Dataset rows for apps and sites
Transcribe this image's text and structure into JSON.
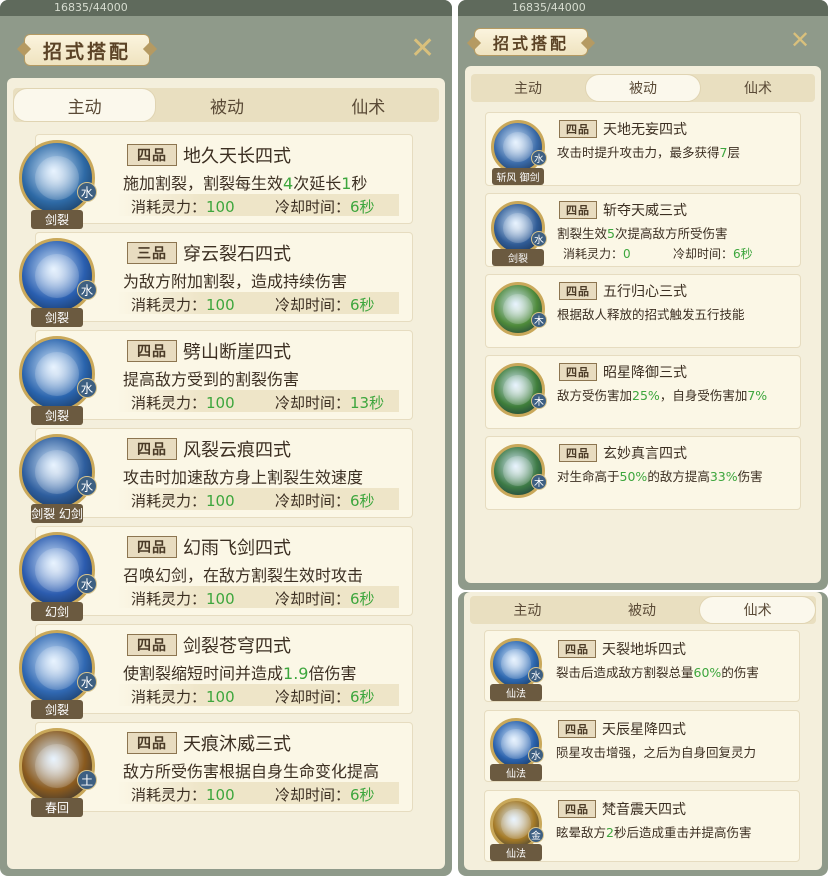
{
  "top_text": "16835/44000",
  "main": {
    "title": "招式搭配",
    "tabs": [
      {
        "label": "主动",
        "active": true
      },
      {
        "label": "被动",
        "active": false
      },
      {
        "label": "仙术",
        "active": false
      }
    ],
    "cost_label": "消耗灵力：",
    "cd_label": "冷却时间：",
    "skills": [
      {
        "grade": "四品",
        "name": "地久天长四式",
        "desc_pre": "施加割裂，割裂每生效",
        "hl1": "4",
        "desc_mid": "次延长",
        "hl2": "1",
        "desc_post": "秒",
        "cost": "100",
        "cd": "6秒",
        "tag": "剑裂",
        "element": "水",
        "color": "#2e6aa6"
      },
      {
        "grade": "三品",
        "name": "穿云裂石四式",
        "desc_pre": "为敌方附加割裂，造成持续伤害",
        "hl1": "",
        "desc_mid": "",
        "hl2": "",
        "desc_post": "",
        "cost": "100",
        "cd": "6秒",
        "tag": "剑裂",
        "element": "水",
        "color": "#2a5fb0"
      },
      {
        "grade": "四品",
        "name": "劈山断崖四式",
        "desc_pre": "提高敌方受到的割裂伤害",
        "hl1": "",
        "desc_mid": "",
        "hl2": "",
        "desc_post": "",
        "cost": "100",
        "cd": "13秒",
        "tag": "剑裂",
        "element": "水",
        "color": "#2a64ad"
      },
      {
        "grade": "四品",
        "name": "风裂云痕四式",
        "desc_pre": "攻击时加速敌方身上割裂生效速度",
        "hl1": "",
        "desc_mid": "",
        "hl2": "",
        "desc_post": "",
        "cost": "100",
        "cd": "6秒",
        "tag": "剑裂 幻剑",
        "element": "水",
        "color": "#2e5e9e"
      },
      {
        "grade": "四品",
        "name": "幻雨飞剑四式",
        "desc_pre": "召唤幻剑，在敌方割裂生效时攻击",
        "hl1": "",
        "desc_mid": "",
        "hl2": "",
        "desc_post": "",
        "cost": "100",
        "cd": "6秒",
        "tag": "幻剑",
        "element": "水",
        "color": "#2c5caf"
      },
      {
        "grade": "四品",
        "name": "剑裂苍穹四式",
        "desc_pre": "使割裂缩短时间并造成",
        "hl1": "1.9",
        "desc_mid": "倍伤害",
        "hl2": "",
        "desc_post": "",
        "cost": "100",
        "cd": "6秒",
        "tag": "剑裂",
        "element": "水",
        "color": "#3068b2"
      },
      {
        "grade": "四品",
        "name": "天痕沐威三式",
        "desc_pre": "敌方所受伤害根据自身生命变化提高",
        "hl1": "",
        "desc_mid": "",
        "hl2": "",
        "desc_post": "",
        "cost": "100",
        "cd": "6秒",
        "tag": "春回",
        "element": "土",
        "color": "#8a5a1e"
      }
    ]
  },
  "passive": {
    "title": "招式搭配",
    "tabs": [
      {
        "label": "主动",
        "active": false
      },
      {
        "label": "被动",
        "active": true
      },
      {
        "label": "仙术",
        "active": false
      }
    ],
    "cost_label": "消耗灵力：",
    "cd_label": "冷却时间：",
    "skills": [
      {
        "grade": "四品",
        "name": "天地无妄四式",
        "desc_pre": "攻击时提升攻击力，最多获得",
        "hl1": "7",
        "desc_post": "层",
        "tag": "斩风 御剑",
        "element": "水",
        "color": "#3a6aa8",
        "has_stats": false
      },
      {
        "grade": "四品",
        "name": "斩夺天威三式",
        "desc_pre": "割裂生效",
        "hl1": "5",
        "desc_post": "次提高敌方所受伤害",
        "tag": "剑裂",
        "element": "水",
        "color": "#2f5b95",
        "has_stats": true,
        "cost": "0",
        "cd": "6秒"
      },
      {
        "grade": "四品",
        "name": "五行归心三式",
        "desc_pre": "根据敌人释放的招式触发五行技能",
        "hl1": "",
        "desc_post": "",
        "tag": "",
        "element": "木",
        "color": "#4e8a3a",
        "has_stats": false
      },
      {
        "grade": "四品",
        "name": "昭星降御三式",
        "desc_pre": "敌方受伤害加",
        "hl1": "25%",
        "desc_post": "，自身受伤害加",
        "hl2": "7%",
        "tag": "",
        "element": "木",
        "color": "#3f7e3a",
        "has_stats": false
      },
      {
        "grade": "四品",
        "name": "玄妙真言四式",
        "desc_pre": "对生命高于",
        "hl1": "50%",
        "desc_post": "的敌方提高",
        "hl2": "33%",
        "desc_end": "伤害",
        "tag": "",
        "element": "木",
        "color": "#3d7a45",
        "has_stats": false
      }
    ]
  },
  "immortal": {
    "tabs": [
      {
        "label": "主动",
        "active": false
      },
      {
        "label": "被动",
        "active": false
      },
      {
        "label": "仙术",
        "active": true
      }
    ],
    "skills": [
      {
        "grade": "四品",
        "name": "天裂地坼四式",
        "desc_pre": "裂击后造成敌方割裂总量",
        "hl1": "60%",
        "desc_post": "的伤害",
        "tag": "仙法",
        "element": "水",
        "color": "#2d68b0"
      },
      {
        "grade": "四品",
        "name": "天辰星降四式",
        "desc_pre": "陨星攻击增强，之后为自身回复灵力",
        "hl1": "",
        "desc_post": "",
        "tag": "仙法",
        "element": "水",
        "color": "#2a62ad"
      },
      {
        "grade": "四品",
        "name": "梵音震天四式",
        "desc_pre": "眩晕敌方",
        "hl1": "2",
        "desc_post": "秒后造成重击并提高伤害",
        "tag": "仙法",
        "element": "金",
        "color": "#a57a26"
      }
    ]
  }
}
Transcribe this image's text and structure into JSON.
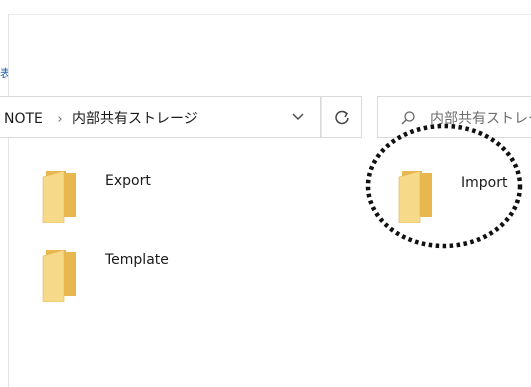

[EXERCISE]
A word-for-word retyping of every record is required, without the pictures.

[ANSWER BOX]
Transcribe this image's text and structure into JSON.
{
  "top_text": "16835/44000",
  "main": {
    "title": "招式搭配",
    "tabs": [
      {
        "label": "主动",
        "active": true
      },
      {
        "label": "被动",
        "active": false
      },
      {
        "label": "仙术",
        "active": false
      }
    ],
    "cost_label": "消耗灵力：",
    "cd_label": "冷却时间：",
    "skills": [
      {
        "grade": "四品",
        "name": "地久天长四式",
        "desc_pre": "施加割裂，割裂每生效",
        "hl1": "4",
        "desc_mid": "次延长",
        "hl2": "1",
        "desc_post": "秒",
        "cost": "100",
        "cd": "6秒",
        "tag": "剑裂",
        "element": "水",
        "color": "#2e6aa6"
      },
      {
        "grade": "三品",
        "name": "穿云裂石四式",
        "desc_pre": "为敌方附加割裂，造成持续伤害",
        "hl1": "",
        "desc_mid": "",
        "hl2": "",
        "desc_post": "",
        "cost": "100",
        "cd": "6秒",
        "tag": "剑裂",
        "element": "水",
        "color": "#2a5fb0"
      },
      {
        "grade": "四品",
        "name": "劈山断崖四式",
        "desc_pre": "提高敌方受到的割裂伤害",
        "hl1": "",
        "desc_mid": "",
        "hl2": "",
        "desc_post": "",
        "cost": "100",
        "cd": "13秒",
        "tag": "剑裂",
        "element": "水",
        "color": "#2a64ad"
      },
      {
        "grade": "四品",
        "name": "风裂云痕四式",
        "desc_pre": "攻击时加速敌方身上割裂生效速度",
        "hl1": "",
        "desc_mid": "",
        "hl2": "",
        "desc_post": "",
        "cost": "100",
        "cd": "6秒",
        "tag": "剑裂 幻剑",
        "element": "水",
        "color": "#2e5e9e"
      },
      {
        "grade": "四品",
        "name": "幻雨飞剑四式",
        "desc_pre": "召唤幻剑，在敌方割裂生效时攻击",
        "hl1": "",
        "desc_mid": "",
        "hl2": "",
        "desc_post": "",
        "cost": "100",
        "cd": "6秒",
        "tag": "幻剑",
        "element": "水",
        "color": "#2c5caf"
      },
      {
        "grade": "四品",
        "name": "剑裂苍穹四式",
        "desc_pre": "使割裂缩短时间并造成",
        "hl1": "1.9",
        "desc_mid": "倍伤害",
        "hl2": "",
        "desc_post": "",
        "cost": "100",
        "cd": "6秒",
        "tag": "剑裂",
        "element": "水",
        "color": "#3068b2"
      },
      {
        "grade": "四品",
        "name": "天痕沐威三式",
        "desc_pre": "敌方所受伤害根据自身生命变化提高",
        "hl1": "",
        "desc_mid": "",
        "hl2": "",
        "desc_post": "",
        "cost": "100",
        "cd": "6秒",
        "tag": "春回",
        "element": "土",
        "color": "#8a5a1e"
      }
    ]
  },
  "passive": {
    "title": "招式搭配",
    "tabs": [
      {
        "label": "主动",
        "active": false
      },
      {
        "label": "被动",
        "active": true
      },
      {
        "label": "仙术",
        "active": false
      }
    ],
    "cost_label": "消耗灵力：",
    "cd_label": "冷却时间：",
    "skills": [
      {
        "grade": "四品",
        "name": "天地无妄四式",
        "desc_pre": "攻击时提升攻击力，最多获得",
        "hl1": "7",
        "desc_post": "层",
        "tag": "斩风 御剑",
        "element": "水",
        "color": "#3a6aa8",
        "has_stats": false
      },
      {
        "grade": "四品",
        "name": "斩夺天威三式",
        "desc_pre": "割裂生效",
        "hl1": "5",
        "desc_post": "次提高敌方所受伤害",
        "tag": "剑裂",
        "element": "水",
        "color": "#2f5b95",
        "has_stats": true,
        "cost": "0",
        "cd": "6秒"
      },
      {
        "grade": "四品",
        "name": "五行归心三式",
        "desc_pre": "根据敌人释放的招式触发五行技能",
        "hl1": "",
        "desc_post": "",
        "tag": "",
        "element": "木",
        "color": "#4e8a3a",
        "has_stats": false
      },
      {
        "grade": "四品",
        "name": "昭星降御三式",
        "desc_pre": "敌方受伤害加",
        "hl1": "25%",
        "desc_post": "，自身受伤害加",
        "hl2": "7%",
        "tag": "",
        "element": "木",
        "color": "#3f7e3a",
        "has_stats": false
      },
      {
        "grade": "四品",
        "name": "玄妙真言四式",
        "desc_pre": "对生命高于",
        "hl1": "50%",
        "desc_post": "的敌方提高",
        "hl2": "33%",
        "desc_end": "伤害",
        "tag": "",
        "element": "木",
        "color": "#3d7a45",
        "has_stats": false
      }
    ]
  },
  "immortal": {
    "tabs": [
      {
        "label": "主动",
        "active": false
      },
      {
        "label": "被动",
        "active": false
      },
      {
        "label": "仙术",
        "active": true
      }
    ],
    "skills": [
      {
        "grade": "四品",
        "name": "天裂地坼四式",
        "desc_pre": "裂击后造成敌方割裂总量",
        "hl1": "60%",
        "desc_post": "的伤害",
        "tag": "仙法",
        "element": "水",
        "color": "#2d68b0"
      },
      {
        "grade": "四品",
        "name": "天辰星降四式",
        "desc_pre": "陨星攻击增强，之后为自身回复灵力",
        "hl1": "",
        "desc_post": "",
        "tag": "仙法",
        "element": "水",
        "color": "#2a62ad"
      },
      {
        "grade": "四品",
        "name": "梵音震天四式",
        "desc_pre": "眩晕敌方",
        "hl1": "2",
        "desc_post": "秒后造成重击并提高伤害",
        "tag": "仙法",
        "element": "金",
        "color": "#a57a26"
      }
    ]
  }
}
Transcribe this image's text and structure into JSON.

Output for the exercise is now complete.